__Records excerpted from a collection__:
□ □ □ □
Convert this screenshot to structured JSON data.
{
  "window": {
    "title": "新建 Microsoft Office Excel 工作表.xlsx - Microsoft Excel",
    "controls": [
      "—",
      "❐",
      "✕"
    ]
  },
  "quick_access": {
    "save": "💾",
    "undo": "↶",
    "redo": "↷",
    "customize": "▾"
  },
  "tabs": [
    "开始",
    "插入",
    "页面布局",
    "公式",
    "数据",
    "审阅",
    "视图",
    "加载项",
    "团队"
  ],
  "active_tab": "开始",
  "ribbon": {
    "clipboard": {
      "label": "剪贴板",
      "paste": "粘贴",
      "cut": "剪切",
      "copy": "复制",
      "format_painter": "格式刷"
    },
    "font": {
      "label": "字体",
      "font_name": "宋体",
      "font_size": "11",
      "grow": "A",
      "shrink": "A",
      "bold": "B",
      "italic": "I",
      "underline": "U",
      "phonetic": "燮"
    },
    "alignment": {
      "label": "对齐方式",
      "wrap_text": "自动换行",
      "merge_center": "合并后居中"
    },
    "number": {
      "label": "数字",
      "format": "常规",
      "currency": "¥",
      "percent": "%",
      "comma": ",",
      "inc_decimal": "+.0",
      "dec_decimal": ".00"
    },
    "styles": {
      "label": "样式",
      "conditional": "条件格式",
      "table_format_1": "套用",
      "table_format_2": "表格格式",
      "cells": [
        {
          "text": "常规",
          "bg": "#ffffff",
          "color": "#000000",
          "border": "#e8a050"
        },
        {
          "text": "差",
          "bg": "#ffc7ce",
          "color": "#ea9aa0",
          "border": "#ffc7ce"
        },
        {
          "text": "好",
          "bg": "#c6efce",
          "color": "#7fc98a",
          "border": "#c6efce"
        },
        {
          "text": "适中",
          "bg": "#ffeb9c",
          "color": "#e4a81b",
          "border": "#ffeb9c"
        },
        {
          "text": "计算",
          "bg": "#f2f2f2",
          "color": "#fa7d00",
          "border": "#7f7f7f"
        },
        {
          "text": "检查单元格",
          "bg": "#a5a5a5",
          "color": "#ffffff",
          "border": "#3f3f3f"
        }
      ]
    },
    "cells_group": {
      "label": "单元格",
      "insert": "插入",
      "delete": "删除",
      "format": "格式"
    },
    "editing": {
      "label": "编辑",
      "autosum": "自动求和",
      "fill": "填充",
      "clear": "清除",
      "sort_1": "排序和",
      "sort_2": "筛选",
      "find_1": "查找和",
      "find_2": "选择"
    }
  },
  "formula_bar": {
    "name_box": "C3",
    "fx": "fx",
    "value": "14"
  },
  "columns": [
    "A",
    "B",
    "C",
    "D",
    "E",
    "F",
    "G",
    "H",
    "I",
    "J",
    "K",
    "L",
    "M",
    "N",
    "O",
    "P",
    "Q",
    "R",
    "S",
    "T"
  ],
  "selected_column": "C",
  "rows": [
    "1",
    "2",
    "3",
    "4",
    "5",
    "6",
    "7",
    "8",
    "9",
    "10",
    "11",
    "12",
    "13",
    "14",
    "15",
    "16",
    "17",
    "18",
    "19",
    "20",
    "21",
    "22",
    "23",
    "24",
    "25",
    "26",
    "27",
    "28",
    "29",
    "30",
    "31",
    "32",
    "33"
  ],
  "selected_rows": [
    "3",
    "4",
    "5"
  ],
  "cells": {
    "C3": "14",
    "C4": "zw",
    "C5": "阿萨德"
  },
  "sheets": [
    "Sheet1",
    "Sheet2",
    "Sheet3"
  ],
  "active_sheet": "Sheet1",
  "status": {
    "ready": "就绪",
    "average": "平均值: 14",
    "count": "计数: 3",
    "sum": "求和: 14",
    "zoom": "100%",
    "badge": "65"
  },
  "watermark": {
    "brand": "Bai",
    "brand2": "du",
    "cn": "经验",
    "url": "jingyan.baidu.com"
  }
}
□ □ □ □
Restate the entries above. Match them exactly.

Convert this screenshot to structured JSON data.
{
  "window": {
    "title": "新建 Microsoft Office Excel 工作表.xlsx - Microsoft Excel",
    "controls": [
      "—",
      "❐",
      "✕"
    ]
  },
  "quick_access": {
    "save": "💾",
    "undo": "↶",
    "redo": "↷",
    "customize": "▾"
  },
  "tabs": [
    "开始",
    "插入",
    "页面布局",
    "公式",
    "数据",
    "审阅",
    "视图",
    "加载项",
    "团队"
  ],
  "active_tab": "开始",
  "ribbon": {
    "clipboard": {
      "label": "剪贴板",
      "paste": "粘贴",
      "cut": "剪切",
      "copy": "复制",
      "format_painter": "格式刷"
    },
    "font": {
      "label": "字体",
      "font_name": "宋体",
      "font_size": "11",
      "grow": "A",
      "shrink": "A",
      "bold": "B",
      "italic": "I",
      "underline": "U",
      "phonetic": "燮"
    },
    "alignment": {
      "label": "对齐方式",
      "wrap_text": "自动换行",
      "merge_center": "合并后居中"
    },
    "number": {
      "label": "数字",
      "format": "常规",
      "currency": "¥",
      "percent": "%",
      "comma": ",",
      "inc_decimal": "+.0",
      "dec_decimal": ".00"
    },
    "styles": {
      "label": "样式",
      "conditional": "条件格式",
      "table_format_1": "套用",
      "table_format_2": "表格格式",
      "cells": [
        {
          "text": "常规",
          "bg": "#ffffff",
          "color": "#000000",
          "border": "#e8a050"
        },
        {
          "text": "差",
          "bg": "#ffc7ce",
          "color": "#ea9aa0",
          "border": "#ffc7ce"
        },
        {
          "text": "好",
          "bg": "#c6efce",
          "color": "#7fc98a",
          "border": "#c6efce"
        },
        {
          "text": "适中",
          "bg": "#ffeb9c",
          "color": "#e4a81b",
          "border": "#ffeb9c"
        },
        {
          "text": "计算",
          "bg": "#f2f2f2",
          "color": "#fa7d00",
          "border": "#7f7f7f"
        },
        {
          "text": "检查单元格",
          "bg": "#a5a5a5",
          "color": "#ffffff",
          "border": "#3f3f3f"
        }
      ]
    },
    "cells_group": {
      "label": "单元格",
      "insert": "插入",
      "delete": "删除",
      "format": "格式"
    },
    "editing": {
      "label": "编辑",
      "autosum": "自动求和",
      "fill": "填充",
      "clear": "清除",
      "sort_1": "排序和",
      "sort_2": "筛选",
      "find_1": "查找和",
      "find_2": "选择"
    }
  },
  "formula_bar": {
    "name_box": "C3",
    "fx": "fx",
    "value": "14"
  },
  "columns": [
    "A",
    "B",
    "C",
    "D",
    "E",
    "F",
    "G",
    "H",
    "I",
    "J",
    "K",
    "L",
    "M",
    "N",
    "O",
    "P",
    "Q",
    "R",
    "S",
    "T"
  ],
  "selected_column": "C",
  "rows": [
    "1",
    "2",
    "3",
    "4",
    "5",
    "6",
    "7",
    "8",
    "9",
    "10",
    "11",
    "12",
    "13",
    "14",
    "15",
    "16",
    "17",
    "18",
    "19",
    "20",
    "21",
    "22",
    "23",
    "24",
    "25",
    "26",
    "27",
    "28",
    "29",
    "30",
    "31",
    "32",
    "33"
  ],
  "selected_rows": [
    "3",
    "4",
    "5"
  ],
  "cells": {
    "C3": "14",
    "C4": "zw",
    "C5": "阿萨德"
  },
  "sheets": [
    "Sheet1",
    "Sheet2",
    "Sheet3"
  ],
  "active_sheet": "Sheet1",
  "status": {
    "ready": "就绪",
    "average": "平均值: 14",
    "count": "计数: 3",
    "sum": "求和: 14",
    "zoom": "100%",
    "badge": "65"
  },
  "watermark": {
    "brand": "Bai",
    "brand2": "du",
    "cn": "经验",
    "url": "jingyan.baidu.com"
  }
}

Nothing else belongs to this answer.